What Is a Capital Project?
A capital project is a long-term, capital-intensive investment project with a purpose to build upon, add to, or improve a capital asset. Capital projects are defined by their large scale and large cost relative to other investments that involve less planning and resources.
In the Town of Gibsons, a capital project usually refers to a cost-intensive initiative that will improve the value and service capacity of our infrastructure (e.g. the Whitetower Pond upgrade), or help us maintain our infrastructure (e.g. the purchase of a new dump truck).
Sanitary Sewer Capital Projects – 2022
For 2022, $356,000 has been budgeted for sanitary projects, with $174,000 of that related to completing strategic updates at the Wastewater Treatment Plant. Other projects include data collection improvements and operational improvements at the waste water treatment plant.
To view a complete spreadsheet of planned 2022 Sanitary Projects, please click here.
To view a complete spreadsheet of planned Sanitary Projects 2022 – 2026, please click here.
Water Capital Projects – 2022
For 2022, $2.202 million has been budgeted for water projects, with $1.623 million of that related to adding Well #6 to the Town’s water infrastructure. Other planned projects include a watermain replacement ($348,000), improvements at Well #3 Pumphouse ($76,000) and completing the update of the Aquifer Mapping Study ($35,000).
To view a complete spreadsheet of planned 2022 Water Projects, please click here.
To view a complete spreadsheet of planned Water Projects 2022 – 2026, please click here.
General Capital Projects – 2021
The 5-Year General Capital/Project Plan for 2022 to 2026 is scheduled to be presented on March 15, 2022.
To read the Staff Report, which presents an overview of all the capital projects planned for 2021 and beyond, click here: Draft 2021 to 2025 5-Year General Capital/Project Plan.
The 2021 General Capital Plan, totalling $3.029 million, includes the following significant projects:
- White Tower Stormwater Pond construction – ($955,000) – to construct an additional stormwater pond in White Tower Park. The expansion will enable the stormwater ponds to service 47.7 hectares of land and help address long-term erosion and water quality impacts of past development impacts on Charman Creek.
- Gibsons Way Improvements ($442,000) – to construct a bike lane (including the necessary fill and sub-base structure) on the south side of Gibsons Way between School Road and North Fletcher Road, and to bring North Fletcher Road up to the Town’s Local Road standard.

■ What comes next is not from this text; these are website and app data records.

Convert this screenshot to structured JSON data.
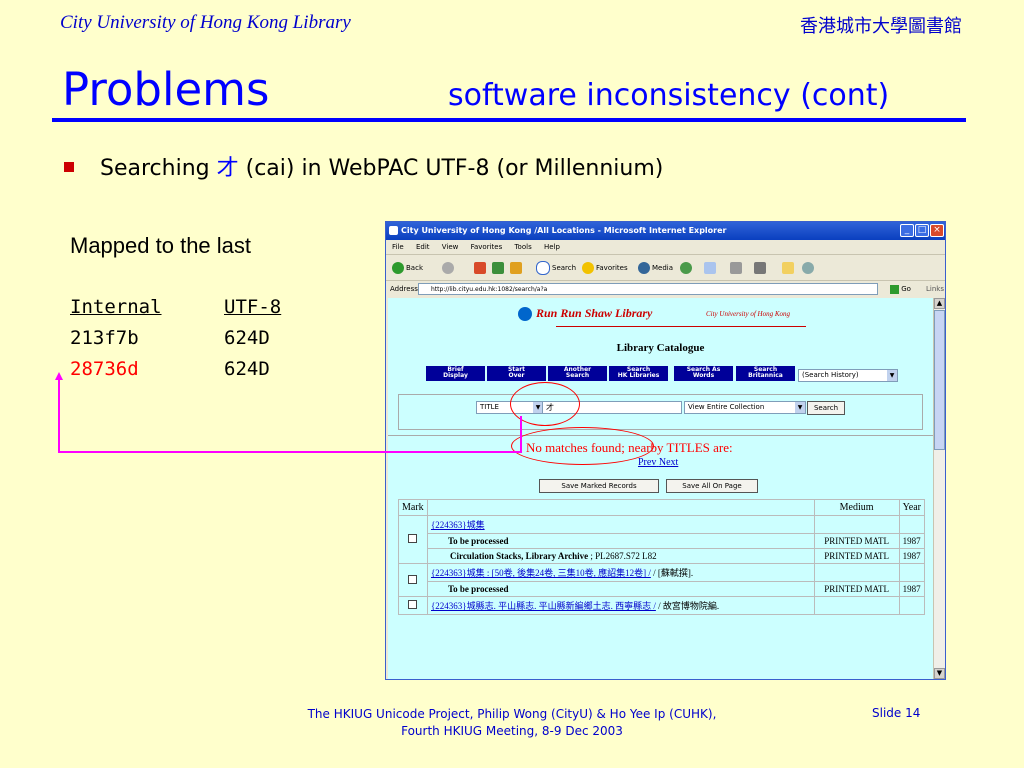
{
  "slide": {
    "header_left": "City University of Hong Kong Library",
    "header_right": "香港城市大學圖書館",
    "title": "Problems",
    "subtitle": "software inconsistency (cont)",
    "bullet_prefix": "Searching ",
    "bullet_char": "才",
    "bullet_suffix": " (cai) in WebPAC UTF-8 (or Millennium)",
    "mapped_label": "Mapped to the last",
    "mapping": {
      "headers": [
        "Internal",
        "UTF-8"
      ],
      "rows": [
        {
          "internal": "213f7b",
          "utf8": "624D",
          "highlight": false
        },
        {
          "internal": "28736d",
          "utf8": "624D",
          "highlight": true
        }
      ]
    },
    "footer_line1": "The HKIUG Unicode Project, Philip Wong (CityU) & Ho Yee Ip (CUHK),",
    "footer_line2": "Fourth HKIUG Meeting, 8-9 Dec 2003",
    "slide_number": "Slide 14",
    "colors": {
      "background": "#ffffcc",
      "title": "#0000ff",
      "bullet": "#cc0000",
      "highlight": "#ff0000",
      "arrow": "#ff00ff"
    }
  },
  "browser": {
    "window_title": "City University of Hong Kong /All Locations - Microsoft Internet Explorer",
    "menu": [
      "File",
      "Edit",
      "View",
      "Favorites",
      "Tools",
      "Help"
    ],
    "toolbar": {
      "back": "Back",
      "search": "Search",
      "favorites": "Favorites",
      "media": "Media"
    },
    "address_label": "Address",
    "address": "http://lib.cityu.edu.hk:1082/search/a?a",
    "go": "Go",
    "links": "Links",
    "page": {
      "logo": "Run Run Shaw Library",
      "logo_sub": "City University of Hong Kong",
      "catalogue_title": "Library Catalogue",
      "nav_buttons": [
        {
          "l1": "Brief",
          "l2": "Display"
        },
        {
          "l1": "Start",
          "l2": "Over"
        },
        {
          "l1": "Another",
          "l2": "Search"
        },
        {
          "l1": "Search",
          "l2": "HK Libraries"
        },
        {
          "l1": "Search As",
          "l2": "Words"
        },
        {
          "l1": "Search",
          "l2": "Britannica"
        }
      ],
      "history_select": "(Search History)",
      "search_type": "TITLE",
      "search_value": "才",
      "scope": "View Entire Collection",
      "search_button": "Search",
      "no_match": "No matches found; nearby TITLES are:",
      "prev": "Prev",
      "next": "Next",
      "save_marked": "Save Marked Records",
      "save_all": "Save All On Page",
      "table_headers": {
        "mark": "Mark",
        "medium": "Medium",
        "year": "Year"
      },
      "results": {
        "r1_title": "{224363}城集",
        "r1_status": "To be processed",
        "r1_medium": "PRINTED MATL",
        "r1_year": "1987",
        "r1_loc": "Circulation Stacks, Library Archive",
        "r1_call": " ; PL2687.S72 L82",
        "r1b_medium": "PRINTED MATL",
        "r1b_year": "1987",
        "r2_title": "{224363}城集 : [50卷, 後集24卷, 三集10卷, 應詔集12卷] /",
        "r2_resp": " / [蘇軾撰].",
        "r2_status": "To be processed",
        "r2_medium": "PRINTED MATL",
        "r2_year": "1987",
        "r3_title": "{224363}城縣志. 平山縣志. 平山縣新編鄉土志. 西寧縣志 /",
        "r3_resp": " / 故宮博物院編."
      }
    }
  }
}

- Pavement Rehabilitation ($672,000) – typically, staff recommend a minimum annual budget of $300,000 be allocated for pavement rehabilitation. $280k of this year’s budgeted amount is a carryover from 2020, when COVID-19 contributed to many project delays. For more detail about the Town’s paving program and its approach to maintaining our roads, please click here.
- Reed Road Multi-Use Path – West of Park ($125,000) – to extend the curb and path which will be constructed by the developers of Parkland Phase 4 to Park Road (rather than terminating mid-block). The Reed Road multi-use pathway has been included in a recent grant application as part of a larger program of pedestrian and cyclist improvements. If the Town is awarded this grant, the budgeted amount would decrease and the multi-use path would be extended all the way to North Road.
- Gibsons District Energy Utility Decommissioning ($100,000) – In 2020, Gibsons’ Council made the decision to decommission the GDEU over a three-year period. Property owners will be compensated for the remaining life of their heat pumps as at September 30, 2023 (the final day of operation for the utility.)
- Source to Sea Project ($85,000) – this project seeks to evaluate the natural assets that lie within the entire watershed of the Gibsons Aquifer. This is considered to be an ecologically relevant scale, as activity that impacts the natural assets within the watershed (but outside of Town boundaries) also impacts our community’s stormwater management, flood mitigation and drinking water services. Natural assets in the watershed area which will be assessed include forests, streams, creeks, wetlands, urban parks and the foreshore.